The oil-centered system currently threatening our planet, and all its manifestations – including the oil-friendly Harper administration running Canada – are not immutable or invincible, any more than the regimes overthrown by the Arab Spring. Human beings created them, and human beings can change them. If all Canadians believed that the tar sands should not be further developed, and descended en masse upon the oil fields of Alberta to physically block TransCanada and Enbridge from reaching them, then I can guarantee you the tar sands would remain untouched.😀 On the other hand, if all Canadians agreed that the tar sands should be developed, then the pipelines would probably already have been built. (The actual outcome will probably fall somewhere between those two extremes; but where is entirely up to us.)
“The tar sands will be developed” is an extremely destructive statement. Just by uttering and believing it, one is abdicating one’s own power to actively create our world’s future – and willingly handing over that power to Enbridge and TransCanada. A corporation is not some all-powerful god; it doesn’t even have a physical form. Like money, it exists as signatures on paper, shareholders in board meetings and bits in computer servers.
And what about our government – the Harper government, so intent on destroying our country’s environment and the world’s climate? It is our government. We elected it, and we can unelect it in three years’ time, and in the meantime we, Canadians, can make it clear to Harper that he needs to represent our views on this issue, not our own. Any government, corporation, or other legal entity exists and continues to function only by the collective will and belief of its people. For this reason it is essential that we do not give the enemy (and by this I don’t mean individuals, but the collective forces trying to destroy our environment) our implicit assent by believing their victory is “inevitable.” Such a self-fulfilling prophecy plays right into their hands; we’ve given away the game before it even began, conceded the war before a single shot was fired.
There was a time, after all, when an end to slavery seemed “impossible.”
Later, there was a time when an end to segregation and apartheid seemed “impossible.”
There was a time when it seemed “impossible” that women would ever get the vote.
Or gay couples get the right to marry.
Or that laws would be passed protecting children from hard labor in factories, or ensuring they could go to school – for free.
And I could go on, and on, and on. None of these gains just fell into the human race’s lap. They were all hard-fought victories – fought, and eventually won, by people who believed the “impossible” was possible. And because they believed it…it became reality.

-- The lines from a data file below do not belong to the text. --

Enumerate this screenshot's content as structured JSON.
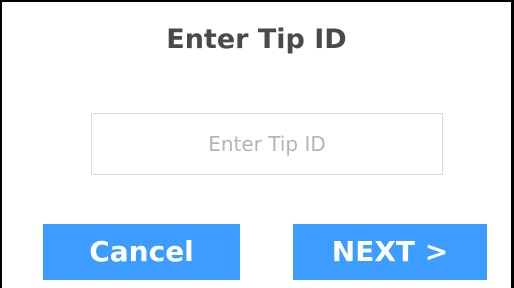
{
  "dialog": {
    "title": "Enter Tip ID",
    "tip_input": {
      "value": "",
      "placeholder": "Enter Tip ID"
    },
    "cancel_label": "Cancel",
    "next_label": "NEXT >"
  },
  "colors": {
    "button_bg": "#3d9cff",
    "button_text": "#ffffff",
    "title_text": "#4a4a4a",
    "placeholder_text": "#b5b5b5",
    "input_border": "#dcdcdc"
  }
}
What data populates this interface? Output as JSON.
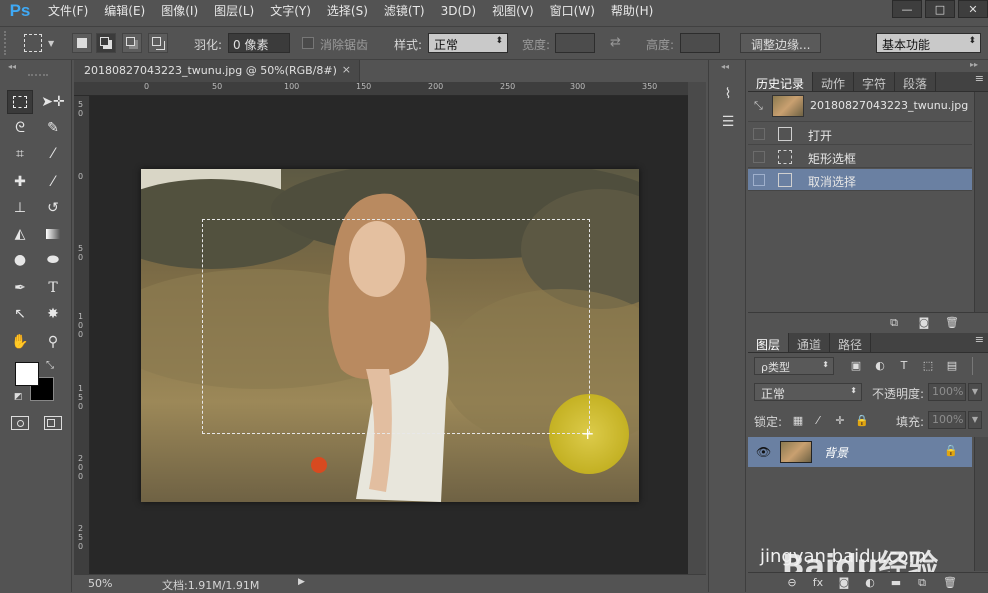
{
  "app": {
    "logo": "Ps"
  },
  "menu": [
    "文件(F)",
    "编辑(E)",
    "图像(I)",
    "图层(L)",
    "文字(Y)",
    "选择(S)",
    "滤镜(T)",
    "3D(D)",
    "视图(V)",
    "窗口(W)",
    "帮助(H)"
  ],
  "window_controls": [
    "—",
    "□",
    "✕"
  ],
  "options": {
    "feather_label": "羽化:",
    "feather_value": "0 像素",
    "antialias_label": "消除锯齿",
    "style_label": "样式:",
    "style_value": "正常",
    "width_label": "宽度:",
    "height_label": "高度:",
    "refine_edge": "调整边缘...",
    "workspace": "基本功能"
  },
  "document": {
    "tab_title": "20180827043223_twunu.jpg @ 50%(RGB/8#)",
    "tab_close": "×",
    "ruler_h_ticks": [
      "0",
      "50",
      "100",
      "150",
      "200",
      "250",
      "300",
      "350"
    ],
    "ruler_v_ticks": [
      "5\n0",
      "0",
      "5\n0",
      "1\n0\n0",
      "1\n5\n0",
      "2\n0\n0",
      "2\n5\n0"
    ],
    "zoom": "50%",
    "doc_info": "文档:1.91M/1.91M"
  },
  "history_panel": {
    "tabs": [
      "历史记录",
      "动作",
      "字符",
      "段落"
    ],
    "snapshot_name": "20180827043223_twunu.jpg",
    "items": [
      {
        "label": "打开",
        "icon": "document-icon",
        "selected": false
      },
      {
        "label": "矩形选框",
        "icon": "marquee-icon",
        "selected": false
      },
      {
        "label": "取消选择",
        "icon": "document-icon",
        "selected": true
      }
    ]
  },
  "layers_panel": {
    "tabs": [
      "图层",
      "通道",
      "路径"
    ],
    "filter_type": "ρ类型",
    "blend_mode": "正常",
    "opacity_label": "不透明度:",
    "opacity_value": "100%",
    "lock_label": "锁定:",
    "fill_label": "填充:",
    "fill_value": "100%",
    "layers": [
      {
        "name": "背景",
        "visible": true,
        "locked": true
      }
    ]
  },
  "watermark": {
    "brand": "Baidu经验",
    "url": "jingyan.baidu.com"
  },
  "colors": {
    "accent": "#3fa9f5",
    "selection": "#6a80a2",
    "highlight": "#d8cb1a"
  }
}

Please do me a personal favor today…humor me.😉 Go and believe six impossible things before breakfast. (Or dinner, or whenever you happen to be reading this blog.) Six things you wish were different about your own life, or society, or the world – I don’t care which. Six missions you think are totally, absolutely, fundamentally IMPOSSIBLE.
Then believe them. Consciously and deliberately. And help to make the impossible, possible.
…You’ll be happy you did.🙂
– The Contrapuntal Platypus